Here are some records. Print all of them exactly.

[Page and application data records]
------------------------
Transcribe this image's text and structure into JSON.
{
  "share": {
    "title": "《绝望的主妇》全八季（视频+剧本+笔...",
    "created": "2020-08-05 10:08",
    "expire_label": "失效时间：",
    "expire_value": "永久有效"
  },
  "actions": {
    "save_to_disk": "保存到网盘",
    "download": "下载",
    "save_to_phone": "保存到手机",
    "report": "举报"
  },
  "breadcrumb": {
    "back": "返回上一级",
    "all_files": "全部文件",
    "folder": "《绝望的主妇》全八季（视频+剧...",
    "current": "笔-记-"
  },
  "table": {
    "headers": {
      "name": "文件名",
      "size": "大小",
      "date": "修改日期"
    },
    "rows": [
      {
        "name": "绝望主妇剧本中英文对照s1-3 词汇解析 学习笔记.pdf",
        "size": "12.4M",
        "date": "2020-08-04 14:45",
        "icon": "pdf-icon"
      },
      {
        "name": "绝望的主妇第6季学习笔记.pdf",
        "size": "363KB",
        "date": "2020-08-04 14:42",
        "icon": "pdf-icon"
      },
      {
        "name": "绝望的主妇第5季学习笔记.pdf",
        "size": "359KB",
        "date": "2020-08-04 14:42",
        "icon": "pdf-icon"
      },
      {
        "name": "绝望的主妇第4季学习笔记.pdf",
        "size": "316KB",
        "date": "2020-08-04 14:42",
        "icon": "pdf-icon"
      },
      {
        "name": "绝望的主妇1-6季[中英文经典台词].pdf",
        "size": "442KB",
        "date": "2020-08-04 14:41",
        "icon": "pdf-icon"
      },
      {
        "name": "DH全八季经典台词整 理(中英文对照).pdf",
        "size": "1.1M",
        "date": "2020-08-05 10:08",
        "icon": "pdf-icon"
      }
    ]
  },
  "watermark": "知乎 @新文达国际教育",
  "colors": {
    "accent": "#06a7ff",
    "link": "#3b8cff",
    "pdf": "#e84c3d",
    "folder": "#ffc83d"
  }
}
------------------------
> [Response area]
Transcribe this image's text and structure into JSON.
{
  "share": {
    "title": "《绝望的主妇》全八季（视频+剧本+笔...",
    "created": "2020-08-05 10:08",
    "expire_label": "失效时间：",
    "expire_value": "永久有效"
  },
  "actions": {
    "save_to_disk": "保存到网盘",
    "download": "下载",
    "save_to_phone": "保存到手机",
    "report": "举报"
  },
  "breadcrumb": {
    "back": "返回上一级",
    "all_files": "全部文件",
    "folder": "《绝望的主妇》全八季（视频+剧...",
    "current": "笔-记-"
  },
  "table": {
    "headers": {
      "name": "文件名",
      "size": "大小",
      "date": "修改日期"
    },
    "rows": [
      {
        "name": "绝望主妇剧本中英文对照s1-3 词汇解析 学习笔记.pdf",
        "size": "12.4M",
        "date": "2020-08-04 14:45",
        "icon": "pdf-icon"
      },
      {
        "name": "绝望的主妇第6季学习笔记.pdf",
        "size": "363KB",
        "date": "2020-08-04 14:42",
        "icon": "pdf-icon"
      },
      {
        "name": "绝望的主妇第5季学习笔记.pdf",
        "size": "359KB",
        "date": "2020-08-04 14:42",
        "icon": "pdf-icon"
      },
      {
        "name": "绝望的主妇第4季学习笔记.pdf",
        "size": "316KB",
        "date": "2020-08-04 14:42",
        "icon": "pdf-icon"
      },
      {
        "name": "绝望的主妇1-6季[中英文经典台词].pdf",
        "size": "442KB",
        "date": "2020-08-04 14:41",
        "icon": "pdf-icon"
      },
      {
        "name": "DH全八季经典台词整 理(中英文对照).pdf",
        "size": "1.1M",
        "date": "2020-08-05 10:08",
        "icon": "pdf-icon"
      }
    ]
  },
  "watermark": "知乎 @新文达国际教育",
  "colors": {
    "accent": "#06a7ff",
    "link": "#3b8cff",
    "pdf": "#e84c3d",
    "folder": "#ffc83d"
  }
}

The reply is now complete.